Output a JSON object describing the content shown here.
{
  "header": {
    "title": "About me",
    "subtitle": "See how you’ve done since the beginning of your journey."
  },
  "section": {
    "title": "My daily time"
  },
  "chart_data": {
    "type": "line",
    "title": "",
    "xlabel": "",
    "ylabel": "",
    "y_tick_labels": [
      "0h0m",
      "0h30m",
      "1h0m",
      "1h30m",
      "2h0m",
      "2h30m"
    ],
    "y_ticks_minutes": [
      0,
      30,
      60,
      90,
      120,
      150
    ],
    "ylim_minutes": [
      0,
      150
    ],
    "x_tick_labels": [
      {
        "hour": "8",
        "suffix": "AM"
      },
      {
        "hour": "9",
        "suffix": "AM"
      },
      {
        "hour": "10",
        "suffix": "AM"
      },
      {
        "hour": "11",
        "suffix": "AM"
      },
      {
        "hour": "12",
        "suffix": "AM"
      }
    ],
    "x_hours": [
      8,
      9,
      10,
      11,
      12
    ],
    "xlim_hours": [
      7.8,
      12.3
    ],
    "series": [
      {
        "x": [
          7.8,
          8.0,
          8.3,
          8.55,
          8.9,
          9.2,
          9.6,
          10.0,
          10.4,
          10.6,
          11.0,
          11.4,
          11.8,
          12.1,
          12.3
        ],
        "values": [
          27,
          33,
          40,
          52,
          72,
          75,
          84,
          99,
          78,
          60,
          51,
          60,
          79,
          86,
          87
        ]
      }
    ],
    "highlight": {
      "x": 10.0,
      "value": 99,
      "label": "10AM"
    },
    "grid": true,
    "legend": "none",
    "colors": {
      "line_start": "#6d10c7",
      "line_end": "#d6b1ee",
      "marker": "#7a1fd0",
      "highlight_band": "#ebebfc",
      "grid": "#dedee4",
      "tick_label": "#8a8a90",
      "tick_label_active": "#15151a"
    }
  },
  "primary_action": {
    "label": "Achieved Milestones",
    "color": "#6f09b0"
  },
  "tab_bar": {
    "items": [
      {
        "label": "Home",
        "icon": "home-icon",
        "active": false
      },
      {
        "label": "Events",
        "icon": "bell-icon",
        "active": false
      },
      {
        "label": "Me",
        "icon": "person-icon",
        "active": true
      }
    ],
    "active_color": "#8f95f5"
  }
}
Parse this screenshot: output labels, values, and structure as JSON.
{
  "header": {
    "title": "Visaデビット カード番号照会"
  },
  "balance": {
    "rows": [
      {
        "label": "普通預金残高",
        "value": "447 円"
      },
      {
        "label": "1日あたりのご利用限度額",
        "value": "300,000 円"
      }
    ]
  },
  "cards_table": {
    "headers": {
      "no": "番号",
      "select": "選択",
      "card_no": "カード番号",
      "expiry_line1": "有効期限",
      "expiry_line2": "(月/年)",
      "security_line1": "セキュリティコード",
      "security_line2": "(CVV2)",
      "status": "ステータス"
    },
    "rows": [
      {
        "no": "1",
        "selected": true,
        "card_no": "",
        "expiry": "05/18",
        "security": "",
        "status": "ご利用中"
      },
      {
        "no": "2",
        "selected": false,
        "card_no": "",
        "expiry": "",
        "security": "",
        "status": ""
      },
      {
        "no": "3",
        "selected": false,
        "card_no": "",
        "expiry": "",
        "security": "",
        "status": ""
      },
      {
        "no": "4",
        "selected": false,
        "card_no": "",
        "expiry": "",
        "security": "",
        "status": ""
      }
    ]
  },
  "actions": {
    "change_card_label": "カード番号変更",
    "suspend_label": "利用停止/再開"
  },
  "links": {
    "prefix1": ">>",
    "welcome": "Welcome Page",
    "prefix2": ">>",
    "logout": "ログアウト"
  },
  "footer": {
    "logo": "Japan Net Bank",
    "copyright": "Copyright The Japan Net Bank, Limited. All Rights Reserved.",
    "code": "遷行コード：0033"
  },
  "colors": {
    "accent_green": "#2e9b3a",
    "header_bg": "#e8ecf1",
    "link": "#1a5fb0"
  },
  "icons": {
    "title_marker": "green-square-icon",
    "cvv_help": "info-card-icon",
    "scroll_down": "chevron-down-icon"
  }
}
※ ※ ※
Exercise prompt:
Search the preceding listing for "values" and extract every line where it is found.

Answer to this exercise:
        "values": [
Parse this screenshot: output labels, values, and structure as JSON.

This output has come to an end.